I.The gods and the wolf
Among the Æsir, or gods, is reckoned one named Loki or Loptur. By many he is called the reviler of the gods, the author of all fraud and mischief, and the shame of gods and men alike. He is the son of the giant Farbauti, his mother being Laufey or Nal, and his brothers Byleist and Helblindi. He is of a goodly appearance and elegant form, but his mood is changeable, and he is inclined to all wickedness. In cunning and perfidy he excels every one, and many a time has he placed the gods in great danger, and often has he saved them again by his cunning. He has a wife named Siguna, and their son is called Nari.

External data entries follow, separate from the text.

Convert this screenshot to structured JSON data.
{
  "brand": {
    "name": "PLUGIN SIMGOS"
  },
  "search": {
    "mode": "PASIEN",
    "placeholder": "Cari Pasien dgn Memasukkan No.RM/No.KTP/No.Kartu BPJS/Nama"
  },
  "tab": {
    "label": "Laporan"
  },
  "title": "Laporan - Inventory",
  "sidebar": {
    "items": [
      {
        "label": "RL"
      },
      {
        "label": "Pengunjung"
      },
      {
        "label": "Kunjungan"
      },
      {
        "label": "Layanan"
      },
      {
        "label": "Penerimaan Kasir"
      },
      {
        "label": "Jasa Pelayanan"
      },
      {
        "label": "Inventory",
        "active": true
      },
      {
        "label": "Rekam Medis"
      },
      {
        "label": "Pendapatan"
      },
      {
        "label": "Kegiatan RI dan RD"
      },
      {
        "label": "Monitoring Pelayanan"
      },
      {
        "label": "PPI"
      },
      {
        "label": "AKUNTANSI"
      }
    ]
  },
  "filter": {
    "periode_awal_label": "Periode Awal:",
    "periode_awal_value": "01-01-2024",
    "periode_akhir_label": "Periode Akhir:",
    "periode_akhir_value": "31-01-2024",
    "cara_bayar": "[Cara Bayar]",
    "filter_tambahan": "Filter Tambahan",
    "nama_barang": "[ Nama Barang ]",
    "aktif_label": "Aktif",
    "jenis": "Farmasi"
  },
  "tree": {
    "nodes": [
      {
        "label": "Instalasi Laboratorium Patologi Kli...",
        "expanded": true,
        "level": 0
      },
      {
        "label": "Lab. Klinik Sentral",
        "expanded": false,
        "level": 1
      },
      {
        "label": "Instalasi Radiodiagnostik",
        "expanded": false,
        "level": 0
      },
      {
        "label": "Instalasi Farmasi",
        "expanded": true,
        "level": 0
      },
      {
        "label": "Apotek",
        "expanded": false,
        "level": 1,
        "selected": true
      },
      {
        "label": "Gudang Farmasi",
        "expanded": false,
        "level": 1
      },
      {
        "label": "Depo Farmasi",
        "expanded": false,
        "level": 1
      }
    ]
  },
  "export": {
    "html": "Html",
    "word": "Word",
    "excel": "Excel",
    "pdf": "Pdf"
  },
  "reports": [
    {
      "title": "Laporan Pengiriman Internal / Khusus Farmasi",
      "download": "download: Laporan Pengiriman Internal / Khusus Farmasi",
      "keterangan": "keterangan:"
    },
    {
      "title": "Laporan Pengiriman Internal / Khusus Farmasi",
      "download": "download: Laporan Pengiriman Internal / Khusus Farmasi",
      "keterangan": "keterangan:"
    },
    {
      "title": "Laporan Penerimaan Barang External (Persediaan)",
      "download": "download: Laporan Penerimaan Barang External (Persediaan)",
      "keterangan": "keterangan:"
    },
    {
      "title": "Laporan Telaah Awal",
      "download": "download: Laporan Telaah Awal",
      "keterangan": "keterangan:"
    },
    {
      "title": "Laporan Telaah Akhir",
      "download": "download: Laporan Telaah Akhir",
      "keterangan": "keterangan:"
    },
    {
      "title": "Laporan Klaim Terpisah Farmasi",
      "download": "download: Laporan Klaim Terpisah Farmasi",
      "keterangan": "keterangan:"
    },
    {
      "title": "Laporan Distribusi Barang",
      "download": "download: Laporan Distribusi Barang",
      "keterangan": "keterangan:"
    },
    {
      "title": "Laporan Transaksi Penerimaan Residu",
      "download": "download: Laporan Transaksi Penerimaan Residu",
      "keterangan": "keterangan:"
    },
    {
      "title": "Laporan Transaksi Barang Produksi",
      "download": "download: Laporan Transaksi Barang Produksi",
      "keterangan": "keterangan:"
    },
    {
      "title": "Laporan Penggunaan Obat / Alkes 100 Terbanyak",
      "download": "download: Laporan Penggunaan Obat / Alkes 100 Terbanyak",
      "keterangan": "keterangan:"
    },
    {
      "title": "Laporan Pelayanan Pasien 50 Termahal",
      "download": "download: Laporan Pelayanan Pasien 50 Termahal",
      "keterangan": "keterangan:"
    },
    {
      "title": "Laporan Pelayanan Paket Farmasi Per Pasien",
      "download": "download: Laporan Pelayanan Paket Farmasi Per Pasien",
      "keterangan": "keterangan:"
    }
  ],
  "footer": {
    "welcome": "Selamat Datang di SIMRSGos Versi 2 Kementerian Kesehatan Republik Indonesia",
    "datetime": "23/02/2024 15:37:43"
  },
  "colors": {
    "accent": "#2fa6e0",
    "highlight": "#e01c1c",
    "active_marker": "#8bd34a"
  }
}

Loki had three children by Angurbodi, a giantess of Jotunheim (the giants' home). The first of these was Fenris, the wolf; the second was Jörmungand, the Midgard serpent; and the third was Hela, death. Very soon did the gods become aware of this evil progeny which was being reared in Jotunheim, and by divination they discovered that they must receive great injury from them. That they had such a mother spoke bad for them, but their coming of such a sire was a still worse presage. All-father therefore despatched certain of the gods to bring the children to him, and when they were brought before him he cast the serpent down into the ocean which surrounds the world. There the monster waxed so large that he wound himself round the whole globe, and that with such ease that he can with his mouth lay hold of his tail. Hela All-father cast into Niflheim, where she rules over nine worlds. Into these she distributes all those who are sent to her,—that is to say, all who die through sickness or old age. She has there an abode with very thick walls, and fenced with strong gates. Her hall is Elvidnir; her table is Hunger; her knife, Starvation; her man-servant, Delay; her maid-servant, Sloth; her threshold, Precipice; her bed, Care; and her curtains, Anguish of Soul. The one half of her body is livid, the other half is flesh-colour. She has a terrible look, so that she can be easily known.